• Compliment the adult and/or the child: what a big boy, helping …; I admire you, taking the children shopping with you; she has such a nice smile just like you …
These thoughts are provided to assist all of us to be better parents and people with each other. Remember you are your child’s first teacher.
In Hawai’i approximately 6,000 cases of child abuse are reported annually. Only about 33 percent of all child abuse is ever reported, 66 percent never tell during childhood, 85 percent of all victims know their abuser. Last year the National Children’s Alliance served more than 160,000 children and their families. Some 70 percent of these cases were sexual abuse, 12 percent physical abuse, 10 percent witness to violence, and 5 percent neglect. Some 49 percent were family related abuse, 39 percent of the victims were under 6 years of age, 36 percent were 7-12 years old, and 24 percent were 13-18 years old. Help to stop the abuse.

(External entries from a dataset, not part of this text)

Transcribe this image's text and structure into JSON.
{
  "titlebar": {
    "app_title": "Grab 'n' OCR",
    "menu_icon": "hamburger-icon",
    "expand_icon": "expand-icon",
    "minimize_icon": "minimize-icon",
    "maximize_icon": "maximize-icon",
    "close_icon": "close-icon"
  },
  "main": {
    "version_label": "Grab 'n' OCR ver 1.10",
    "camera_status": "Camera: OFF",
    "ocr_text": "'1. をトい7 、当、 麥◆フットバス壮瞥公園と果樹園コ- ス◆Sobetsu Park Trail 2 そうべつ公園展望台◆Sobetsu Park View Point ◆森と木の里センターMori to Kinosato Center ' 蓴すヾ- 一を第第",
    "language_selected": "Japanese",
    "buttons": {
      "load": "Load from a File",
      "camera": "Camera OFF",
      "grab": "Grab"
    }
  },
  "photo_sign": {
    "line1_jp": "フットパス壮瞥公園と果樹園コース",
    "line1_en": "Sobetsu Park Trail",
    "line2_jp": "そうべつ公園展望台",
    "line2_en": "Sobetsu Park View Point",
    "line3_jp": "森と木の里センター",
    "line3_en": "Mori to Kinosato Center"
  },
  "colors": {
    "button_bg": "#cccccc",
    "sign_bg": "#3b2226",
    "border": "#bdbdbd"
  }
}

The Friends of the Children’s Justice Center of Kaua’i is a private not-for-profit organization dedicated to the well being of children and youth who were physically or sexually abused, or who may have been severely neglected. Call 246-6214 to find out how you can support the Friends to continue to help these children.
For more ideas, information and resources on how to understand, help and enrich your child’s development, call Anna Peters, Kaua‘i Good Beginnings Coordinator at 632-2114 or Cathy Shanks, PATCH, at 246-0622.
• This article is provided by the Kaua’i Good Beginnings Council Public Awareness Committee comprised of KIDS School, PATCH, CFS-Healthy Start & Head Start and DOE- PCNC & PSAP.